# Action item
Where "image" appears in a line of the entries below, that line should be copied.

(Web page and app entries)
+++
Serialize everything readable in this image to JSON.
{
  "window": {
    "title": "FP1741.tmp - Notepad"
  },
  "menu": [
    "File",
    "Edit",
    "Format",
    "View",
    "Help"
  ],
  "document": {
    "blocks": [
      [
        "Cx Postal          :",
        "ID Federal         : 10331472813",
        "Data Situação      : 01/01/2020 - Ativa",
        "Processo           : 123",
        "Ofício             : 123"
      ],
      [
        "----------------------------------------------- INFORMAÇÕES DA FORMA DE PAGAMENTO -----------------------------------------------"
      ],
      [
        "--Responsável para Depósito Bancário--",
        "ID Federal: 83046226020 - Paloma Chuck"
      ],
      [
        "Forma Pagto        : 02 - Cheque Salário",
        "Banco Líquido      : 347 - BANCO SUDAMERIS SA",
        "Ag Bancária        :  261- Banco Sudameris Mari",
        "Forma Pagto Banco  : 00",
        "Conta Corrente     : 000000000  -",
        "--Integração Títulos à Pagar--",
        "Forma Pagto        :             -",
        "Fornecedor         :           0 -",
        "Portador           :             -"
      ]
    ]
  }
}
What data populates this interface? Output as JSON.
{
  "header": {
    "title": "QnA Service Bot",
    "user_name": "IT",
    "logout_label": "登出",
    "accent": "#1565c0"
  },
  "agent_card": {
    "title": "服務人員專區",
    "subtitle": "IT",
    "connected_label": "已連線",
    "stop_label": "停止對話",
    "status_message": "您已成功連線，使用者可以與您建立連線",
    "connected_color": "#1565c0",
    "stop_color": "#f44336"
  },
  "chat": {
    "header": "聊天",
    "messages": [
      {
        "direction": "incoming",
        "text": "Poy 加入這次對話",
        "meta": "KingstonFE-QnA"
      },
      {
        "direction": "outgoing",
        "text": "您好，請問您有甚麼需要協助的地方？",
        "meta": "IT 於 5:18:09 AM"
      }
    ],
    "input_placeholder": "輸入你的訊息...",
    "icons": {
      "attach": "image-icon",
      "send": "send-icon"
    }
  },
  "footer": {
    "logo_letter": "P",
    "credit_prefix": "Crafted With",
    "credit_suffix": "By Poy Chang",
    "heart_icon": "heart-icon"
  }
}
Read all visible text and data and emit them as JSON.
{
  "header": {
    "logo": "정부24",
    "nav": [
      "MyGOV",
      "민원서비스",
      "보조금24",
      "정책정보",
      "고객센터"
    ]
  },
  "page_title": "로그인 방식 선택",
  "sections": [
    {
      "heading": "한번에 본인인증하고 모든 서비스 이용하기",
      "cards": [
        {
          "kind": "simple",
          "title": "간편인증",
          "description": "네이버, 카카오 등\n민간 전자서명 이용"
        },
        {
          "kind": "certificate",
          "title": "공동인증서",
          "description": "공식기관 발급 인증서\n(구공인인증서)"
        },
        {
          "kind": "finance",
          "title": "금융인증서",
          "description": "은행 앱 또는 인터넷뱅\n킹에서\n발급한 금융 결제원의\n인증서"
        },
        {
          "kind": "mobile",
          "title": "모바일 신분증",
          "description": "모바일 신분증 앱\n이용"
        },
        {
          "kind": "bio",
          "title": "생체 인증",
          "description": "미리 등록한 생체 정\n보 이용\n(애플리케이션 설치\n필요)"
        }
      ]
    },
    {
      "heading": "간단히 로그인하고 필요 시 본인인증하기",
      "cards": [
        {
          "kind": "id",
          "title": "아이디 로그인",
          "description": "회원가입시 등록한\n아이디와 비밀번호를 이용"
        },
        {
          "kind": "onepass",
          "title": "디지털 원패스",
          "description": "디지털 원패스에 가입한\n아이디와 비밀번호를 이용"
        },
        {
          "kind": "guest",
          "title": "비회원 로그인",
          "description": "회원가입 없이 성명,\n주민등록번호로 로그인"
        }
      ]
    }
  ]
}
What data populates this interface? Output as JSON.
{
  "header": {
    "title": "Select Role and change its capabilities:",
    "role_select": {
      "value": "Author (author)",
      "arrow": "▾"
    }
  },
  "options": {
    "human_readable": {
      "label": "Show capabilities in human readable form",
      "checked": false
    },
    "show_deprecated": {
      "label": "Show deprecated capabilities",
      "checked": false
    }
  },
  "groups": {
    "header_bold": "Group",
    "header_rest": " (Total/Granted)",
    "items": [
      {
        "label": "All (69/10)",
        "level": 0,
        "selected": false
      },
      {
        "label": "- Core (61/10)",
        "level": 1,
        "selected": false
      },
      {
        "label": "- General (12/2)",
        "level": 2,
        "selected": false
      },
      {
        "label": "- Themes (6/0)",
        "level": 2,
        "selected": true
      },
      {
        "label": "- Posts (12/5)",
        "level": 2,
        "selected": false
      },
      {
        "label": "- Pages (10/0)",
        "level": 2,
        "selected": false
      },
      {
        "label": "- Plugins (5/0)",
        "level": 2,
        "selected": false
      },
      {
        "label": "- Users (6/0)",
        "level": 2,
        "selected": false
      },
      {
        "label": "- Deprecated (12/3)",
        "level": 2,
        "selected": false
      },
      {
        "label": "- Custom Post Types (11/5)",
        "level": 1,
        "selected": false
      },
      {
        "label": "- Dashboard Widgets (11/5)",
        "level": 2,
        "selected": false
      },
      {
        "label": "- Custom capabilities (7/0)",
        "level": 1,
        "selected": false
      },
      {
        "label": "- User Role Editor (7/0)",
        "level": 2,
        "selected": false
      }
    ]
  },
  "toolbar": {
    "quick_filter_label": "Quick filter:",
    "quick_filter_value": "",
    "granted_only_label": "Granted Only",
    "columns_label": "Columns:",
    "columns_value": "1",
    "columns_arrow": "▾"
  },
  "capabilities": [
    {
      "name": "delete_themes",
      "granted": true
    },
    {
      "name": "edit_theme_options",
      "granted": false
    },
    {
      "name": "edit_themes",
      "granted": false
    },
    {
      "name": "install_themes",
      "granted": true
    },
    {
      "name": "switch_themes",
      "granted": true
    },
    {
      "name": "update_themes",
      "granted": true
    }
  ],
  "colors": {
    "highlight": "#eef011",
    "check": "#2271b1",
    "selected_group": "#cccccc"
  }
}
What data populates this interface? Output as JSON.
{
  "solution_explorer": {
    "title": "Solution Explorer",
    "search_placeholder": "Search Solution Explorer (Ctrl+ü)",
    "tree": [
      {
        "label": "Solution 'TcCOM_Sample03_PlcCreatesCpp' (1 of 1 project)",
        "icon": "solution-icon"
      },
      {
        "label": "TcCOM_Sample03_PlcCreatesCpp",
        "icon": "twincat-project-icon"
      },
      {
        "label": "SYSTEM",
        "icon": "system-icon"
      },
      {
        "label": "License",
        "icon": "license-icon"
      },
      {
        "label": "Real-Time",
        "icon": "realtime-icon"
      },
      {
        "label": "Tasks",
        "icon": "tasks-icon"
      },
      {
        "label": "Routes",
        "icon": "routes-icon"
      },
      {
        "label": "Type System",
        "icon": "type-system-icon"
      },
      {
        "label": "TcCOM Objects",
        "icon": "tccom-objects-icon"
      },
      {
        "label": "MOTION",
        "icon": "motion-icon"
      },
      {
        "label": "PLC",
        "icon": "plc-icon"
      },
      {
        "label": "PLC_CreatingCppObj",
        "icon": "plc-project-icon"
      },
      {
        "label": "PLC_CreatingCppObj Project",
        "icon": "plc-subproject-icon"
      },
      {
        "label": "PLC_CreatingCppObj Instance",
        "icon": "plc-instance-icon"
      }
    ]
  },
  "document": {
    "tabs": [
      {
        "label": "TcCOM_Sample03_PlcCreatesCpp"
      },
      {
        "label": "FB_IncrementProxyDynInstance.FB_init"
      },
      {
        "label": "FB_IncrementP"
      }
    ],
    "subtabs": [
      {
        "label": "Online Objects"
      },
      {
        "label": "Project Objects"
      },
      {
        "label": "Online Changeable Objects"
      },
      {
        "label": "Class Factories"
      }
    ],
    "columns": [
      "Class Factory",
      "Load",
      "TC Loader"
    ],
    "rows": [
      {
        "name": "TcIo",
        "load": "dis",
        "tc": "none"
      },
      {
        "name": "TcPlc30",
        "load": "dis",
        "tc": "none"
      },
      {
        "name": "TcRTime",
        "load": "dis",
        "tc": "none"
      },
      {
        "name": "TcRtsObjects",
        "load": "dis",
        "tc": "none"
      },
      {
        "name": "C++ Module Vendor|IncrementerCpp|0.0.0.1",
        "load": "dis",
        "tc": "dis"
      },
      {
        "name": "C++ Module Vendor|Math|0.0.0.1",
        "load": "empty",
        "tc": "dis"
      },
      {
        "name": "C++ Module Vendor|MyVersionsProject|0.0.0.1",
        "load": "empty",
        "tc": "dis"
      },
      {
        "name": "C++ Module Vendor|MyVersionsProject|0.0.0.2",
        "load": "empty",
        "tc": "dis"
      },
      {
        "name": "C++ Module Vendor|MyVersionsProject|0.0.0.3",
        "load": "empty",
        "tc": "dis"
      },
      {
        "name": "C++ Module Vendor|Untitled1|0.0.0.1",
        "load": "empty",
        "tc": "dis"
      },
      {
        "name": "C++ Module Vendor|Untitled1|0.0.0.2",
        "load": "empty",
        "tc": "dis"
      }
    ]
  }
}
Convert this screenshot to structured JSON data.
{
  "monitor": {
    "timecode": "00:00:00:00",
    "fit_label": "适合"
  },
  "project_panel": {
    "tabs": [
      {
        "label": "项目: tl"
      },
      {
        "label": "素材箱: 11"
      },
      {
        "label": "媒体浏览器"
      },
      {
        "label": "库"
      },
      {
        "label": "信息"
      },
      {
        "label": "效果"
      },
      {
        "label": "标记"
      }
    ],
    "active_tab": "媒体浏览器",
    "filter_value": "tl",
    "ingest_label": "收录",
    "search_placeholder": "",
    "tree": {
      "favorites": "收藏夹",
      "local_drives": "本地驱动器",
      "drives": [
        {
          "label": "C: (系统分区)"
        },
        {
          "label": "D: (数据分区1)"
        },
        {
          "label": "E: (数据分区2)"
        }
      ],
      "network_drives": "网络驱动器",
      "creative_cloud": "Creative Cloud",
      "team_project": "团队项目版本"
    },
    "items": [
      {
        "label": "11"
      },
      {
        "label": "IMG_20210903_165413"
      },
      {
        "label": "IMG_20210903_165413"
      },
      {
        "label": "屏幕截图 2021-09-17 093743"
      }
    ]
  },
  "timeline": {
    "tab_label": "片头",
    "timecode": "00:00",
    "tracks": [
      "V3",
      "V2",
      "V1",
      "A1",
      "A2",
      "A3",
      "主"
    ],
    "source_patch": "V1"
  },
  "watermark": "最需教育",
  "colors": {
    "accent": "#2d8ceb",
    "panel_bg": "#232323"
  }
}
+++
# Solved exercise
Serialize everything readable in this image to JSON.
      "attach": "image-icon",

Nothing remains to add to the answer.